The wealthy human rights activist Nekkaz, said he has decided to pay the fines of any women breaking the partial law, which came into force on July 28 and runs until August 31 at some French beaches.
“As soon as I see that France is not respecting fundamental liberties, I always get my chequebook out,” he said.
Nekkaz, who has so far paid three fines of €38, said some politicians are taking advantage of some terror attacks in the country to try to reduce the number of freedoms, a move that he described as “unacceptable, inadmissible and intolerable.”
“And I don’t accept that these great countries such as France, Belgium, Switzerland or the Netherlands and now Germany, take advantage of this fear of Islam to reduce the number of personal freedoms,” he added.
Germany also intends full-face veils in any place where identification is required, according to Interior Minister Thomas de Maiziere, who said the move is aimed at promoting security and national cohesion.
Critics, however, describe the bans as islamophobic.

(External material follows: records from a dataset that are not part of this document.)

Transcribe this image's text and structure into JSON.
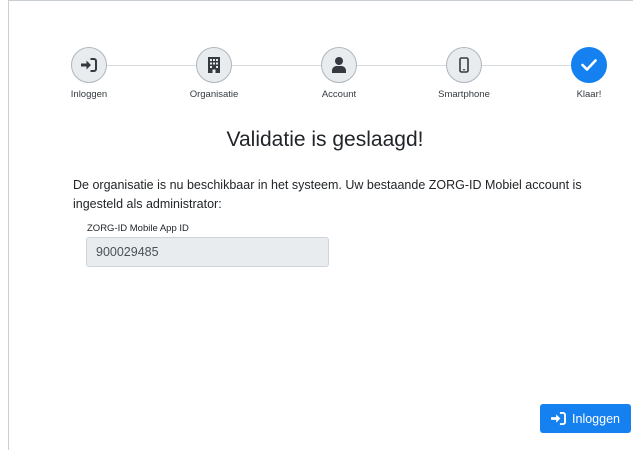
{
  "stepper": {
    "steps": [
      {
        "label": "Inloggen",
        "icon": "sign-in-icon",
        "state": "completed"
      },
      {
        "label": "Organisatie",
        "icon": "building-icon",
        "state": "completed"
      },
      {
        "label": "Account",
        "icon": "user-icon",
        "state": "completed"
      },
      {
        "label": "Smartphone",
        "icon": "mobile-icon",
        "state": "completed"
      },
      {
        "label": "Klaar!",
        "icon": "check-icon",
        "state": "active"
      }
    ]
  },
  "main": {
    "title": "Validatie is geslaagd!",
    "message": "De organisatie is nu beschikbaar in het systeem. Uw bestaande ZORG-ID Mobiel account is ingesteld als administrator:",
    "app_id_field": {
      "label": "ZORG-ID Mobile App ID",
      "value": "900029485"
    }
  },
  "footer": {
    "login_button_label": "Inloggen",
    "login_button_icon": "sign-in-icon"
  },
  "colors": {
    "accent": "#1580f0",
    "step_inactive_bg": "#e9ecef",
    "step_icon": "#343a40",
    "readonly_input_bg": "#e9ecef"
  }
}
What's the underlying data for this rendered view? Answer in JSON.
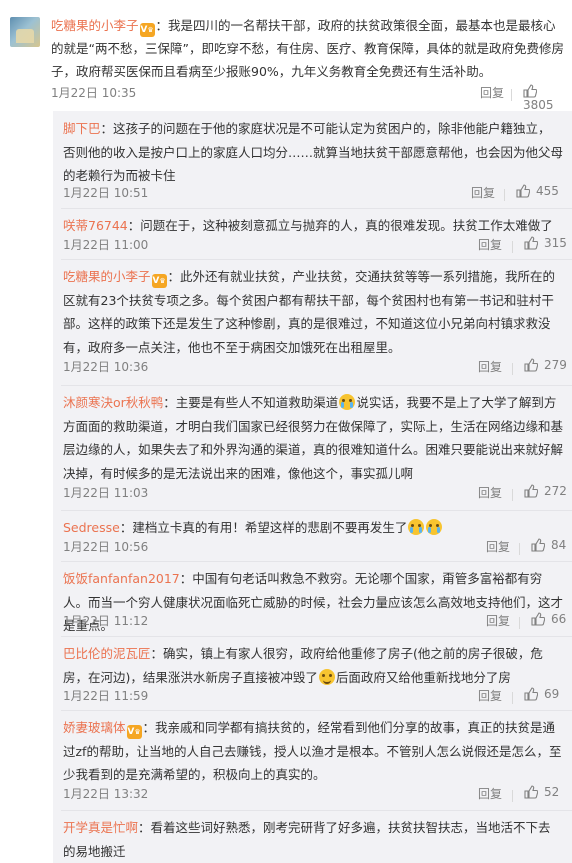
{
  "main": {
    "user": "吃糖果的小李子",
    "colon": "：",
    "text": "我是四川的一名帮扶干部，政府的扶贫政策很全面，最基本也是最核心的就是“两不愁，三保障”，即吃穿不愁，有住房、医疗、教育保障，具体的就是政府免费修房子，政府帮买医保而且看病至少报账90%，九年义务教育全免费还有生活补助。",
    "time": "1月22日 10:35",
    "reply": "回复",
    "likes": "3805"
  },
  "replies": [
    {
      "user": "脚下巴",
      "text": "：这孩子的问题在于他的家庭状况是不可能认定为贫困户的，除非他能户籍独立，否则他的收入是按户口上的家庭人口均分……就算当地扶贫干部愿意帮他，也会因为他父母的老赖行为而被卡住",
      "time": "1月22日 10:51",
      "reply": "回复",
      "likes": "455"
    },
    {
      "user": "咲蒂76744",
      "text": "：问题在于，这种被刻意孤立与抛弃的人，真的很难发现。扶贫工作太难做了",
      "time": "1月22日 11:00",
      "reply": "回复",
      "likes": "315"
    },
    {
      "user": "吃糖果的小李子",
      "text": "：此外还有就业扶贫，产业扶贫，交通扶贫等等一系列措施，我所在的区就有23个扶贫专项之多。每个贫困户都有帮扶干部，每个贫困村也有第一书记和驻村干部。这样的政策下还是发生了这种惨剧，真的是很难过，不知道这位小兄弟向村镇求救没有，政府多一点关注，他也不至于病困交加饿死在出租屋里。",
      "time": "1月22日 10:36",
      "reply": "回复",
      "likes": "279"
    },
    {
      "user": "沐颜寒決or秋秋鸭",
      "text_a": "：主要是有些人不知道救助渠道",
      "text_b": "说实话，我要不是上了大学了解到方方面面的救助渠道，才明白我们国家已经很努力在做保障了，实际上，生活在网络边缘和基层边缘的人，如果失去了和外界沟通的渠道，真的很难知道什么。困难只要能说出来就好解决掉，有时候多的是无法说出来的困难，像他这个，事实孤儿啊",
      "time": "1月22日 11:03",
      "reply": "回复",
      "likes": "272"
    },
    {
      "user": "Sedresse",
      "text": "：建档立卡真的有用！希望这样的悲剧不要再发生了",
      "time": "1月22日 10:56",
      "reply": "回复",
      "likes": "84"
    },
    {
      "user": "饭饭fanfanfan2017",
      "text": "：中国有句老话叫救急不救穷。无论哪个国家，甭管多富裕都有穷人。而当一个穷人健康状况面临死亡威胁的时候，社会力量应该怎么高效地支持他们，这才是重点。",
      "time": "1月22日 11:12",
      "reply": "回复",
      "likes": "66"
    },
    {
      "user": "巴比伦的泥瓦匠",
      "text_a": "：确实，镇上有家人很穷，政府给他重修了房子(他之前的房子很破，危房，在河边)，结果涨洪水新房子直接被冲毁了",
      "text_b": "后面政府又给他重新找地分了房",
      "time": "1月22日 11:59",
      "reply": "回复",
      "likes": "69"
    },
    {
      "user": "娇妻玻璃体",
      "text": "：我亲戚和同学都有搞扶贫的，经常看到他们分享的故事，真正的扶贫是通过zf的帮助，让当地的人自己去赚钱，授人以渔才是根本。不管别人怎么说假还是怎么，至少我看到的是充满希望的，积极向上的真实的。",
      "time": "1月22日 13:32",
      "reply": "回复",
      "likes": "52"
    },
    {
      "user": "开学真是忙啊",
      "text": "：看着这些词好熟悉，刚考完研背了好多遍，扶贫扶智扶志，当地活不下去的易地搬迁"
    }
  ],
  "icons": {
    "avatar": "avatar-image",
    "vip": "vip-badge-icon",
    "like": "thumb-up-icon",
    "cry": "crying-emoji-icon",
    "smile": "laugh-sweat-emoji-icon"
  },
  "colors": {
    "username": "#eb7350",
    "panel_bg": "#f2f2f5",
    "meta": "#808080",
    "text": "#333333"
  }
}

Nekkaz, 44, argued that while the full-body swimwear is not a threat to freedom of others or the security of the country, nobody has the right to prevent Muslim women from wearing it.
France, which has become the first European country to ban public wearing of the full-face Islamic veil (burqa) in April 2011, has banned the full-body swimwear this summer.
For breaking the burkini ban, one will face fines of €38 ($42), said the mayor of the French city of Cannes.
Nekkaz, who has a history of standing up for Muslim women, set up a fund in 2010 to cover any fines they would receive for breaking the burqa ban.
Those, who break the law of burqa ban, have to pay fines of €150 ($205) or do public service duties.